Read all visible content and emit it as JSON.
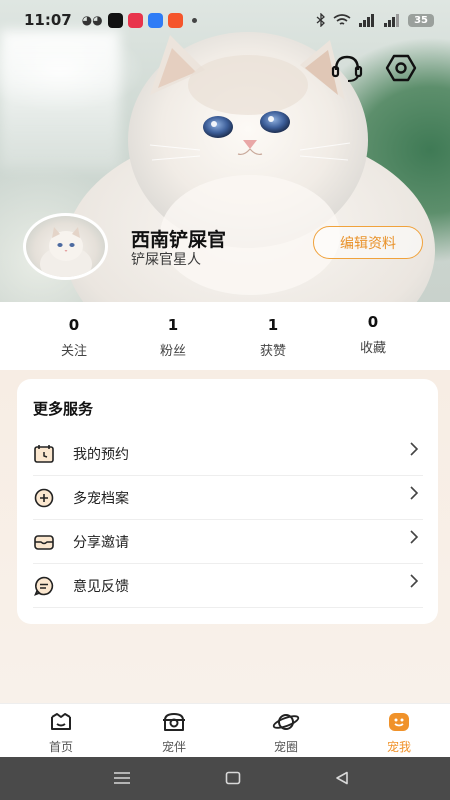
{
  "status_bar": {
    "time": "11:07",
    "battery": "35"
  },
  "profile": {
    "username": "西南铲屎官",
    "tag": "铲屎官星人",
    "edit_button": "编辑资料"
  },
  "stats": [
    {
      "value": "0",
      "label": "关注"
    },
    {
      "value": "1",
      "label": "粉丝"
    },
    {
      "value": "1",
      "label": "获赞"
    },
    {
      "value": "0",
      "label": "收藏"
    }
  ],
  "services": {
    "title": "更多服务",
    "items": [
      {
        "label": "我的预约",
        "icon": "calendar-icon"
      },
      {
        "label": "多宠档案",
        "icon": "plus-circle-icon"
      },
      {
        "label": "分享邀请",
        "icon": "share-tray-icon"
      },
      {
        "label": "意见反馈",
        "icon": "feedback-icon"
      }
    ]
  },
  "tabs": [
    {
      "label": "首页",
      "icon": "home-icon",
      "active": false
    },
    {
      "label": "宠伴",
      "icon": "pet-companion-icon",
      "active": false
    },
    {
      "label": "宠圈",
      "icon": "planet-icon",
      "active": false
    },
    {
      "label": "宠我",
      "icon": "me-face-icon",
      "active": true
    }
  ],
  "colors": {
    "accent": "#f0922a",
    "edit_border": "#f0a23c",
    "nav_bar": "#4a4a4a"
  }
}
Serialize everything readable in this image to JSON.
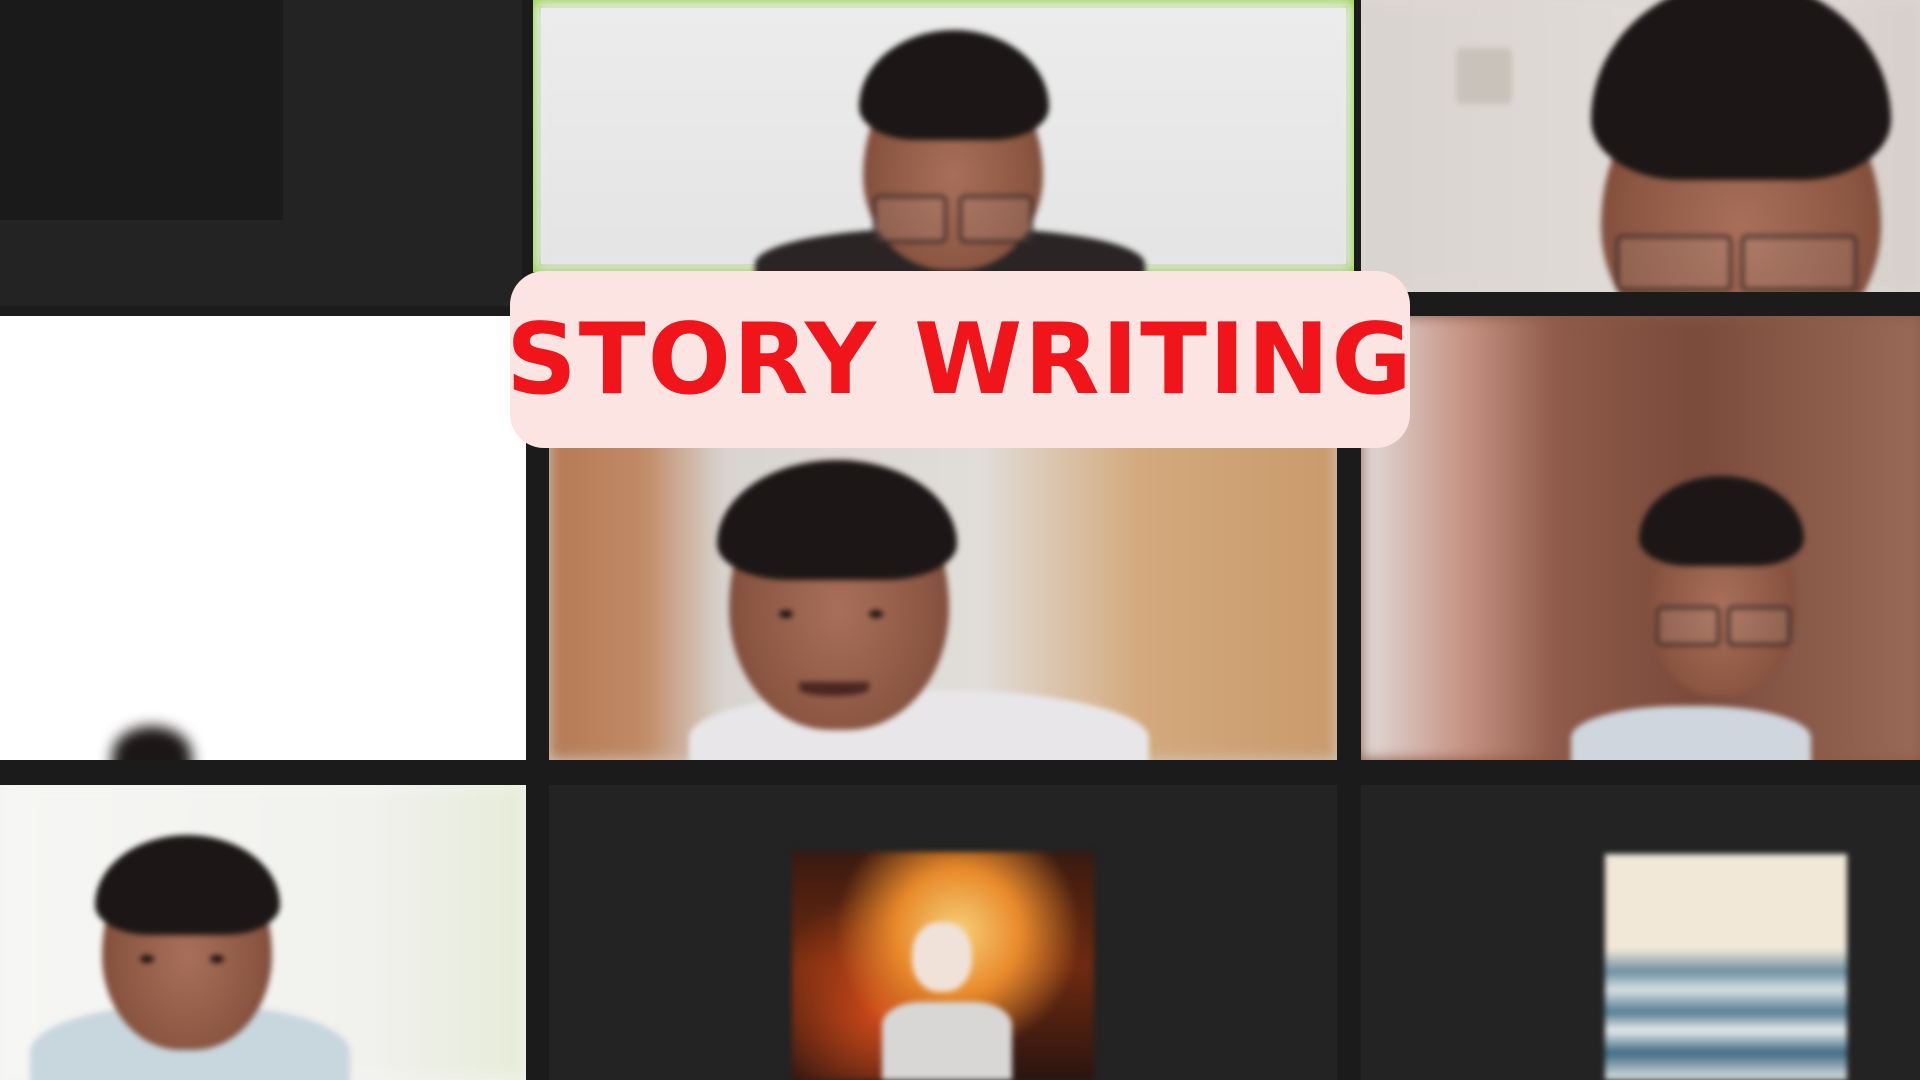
{
  "banner": {
    "title": "STORY WRITING"
  },
  "meeting": {
    "layout": "gallery-view",
    "active_speaker_color": "#7fd320",
    "accent_color": "#f0151b",
    "banner_background": "#fce4e2",
    "participants": [
      {
        "tile": "top-left",
        "video": "off"
      },
      {
        "tile": "top-center",
        "video": "on",
        "active_speaker": true
      },
      {
        "tile": "top-right",
        "video": "on"
      },
      {
        "tile": "middle-left",
        "video": "on"
      },
      {
        "tile": "middle-center",
        "video": "on"
      },
      {
        "tile": "middle-right",
        "video": "on"
      },
      {
        "tile": "bottom-left",
        "video": "on"
      },
      {
        "tile": "bottom-center",
        "video": "off",
        "avatar": "anime-flame-character"
      },
      {
        "tile": "bottom-right",
        "video": "off",
        "avatar": "ocean-waves-painting"
      }
    ]
  }
}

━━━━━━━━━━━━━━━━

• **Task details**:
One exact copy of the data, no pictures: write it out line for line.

• **Output for this task**:
Read all visible content and emit it as JSON.
{
  "status_bar": {
    "time": "11:07",
    "battery": "35"
  },
  "profile": {
    "username": "西南铲屎官",
    "tag": "铲屎官星人",
    "edit_button": "编辑资料"
  },
  "stats": [
    {
      "value": "0",
      "label": "关注"
    },
    {
      "value": "1",
      "label": "粉丝"
    },
    {
      "value": "1",
      "label": "获赞"
    },
    {
      "value": "0",
      "label": "收藏"
    }
  ],
  "services": {
    "title": "更多服务",
    "items": [
      {
        "label": "我的预约",
        "icon": "calendar-icon"
      },
      {
        "label": "多宠档案",
        "icon": "plus-circle-icon"
      },
      {
        "label": "分享邀请",
        "icon": "share-tray-icon"
      },
      {
        "label": "意见反馈",
        "icon": "feedback-icon"
      }
    ]
  },
  "tabs": [
    {
      "label": "首页",
      "icon": "home-icon",
      "active": false
    },
    {
      "label": "宠伴",
      "icon": "pet-companion-icon",
      "active": false
    },
    {
      "label": "宠圈",
      "icon": "planet-icon",
      "active": false
    },
    {
      "label": "宠我",
      "icon": "me-face-icon",
      "active": true
    }
  ],
  "colors": {
    "accent": "#f0922a",
    "edit_border": "#f0a23c",
    "nav_bar": "#4a4a4a"
  }
}
Serialize everything readable in this image to JSON.
{
  "banner": {
    "title": "STORY WRITING"
  },
  "meeting": {
    "layout": "gallery-view",
    "active_speaker_color": "#7fd320",
    "accent_color": "#f0151b",
    "banner_background": "#fce4e2",
    "participants": [
      {
        "tile": "top-left",
        "video": "off"
      },
      {
        "tile": "top-center",
        "video": "on",
        "active_speaker": true
      },
      {
        "tile": "top-right",
        "video": "on"
      },
      {
        "tile": "middle-left",
        "video": "on"
      },
      {
        "tile": "middle-center",
        "video": "on"
      },
      {
        "tile": "middle-right",
        "video": "on"
      },
      {
        "tile": "bottom-left",
        "video": "on"
      },
      {
        "tile": "bottom-center",
        "video": "off",
        "avatar": "anime-flame-character"
      },
      {
        "tile": "bottom-right",
        "video": "off",
        "avatar": "ocean-waves-painting"
      }
    ]
  }
}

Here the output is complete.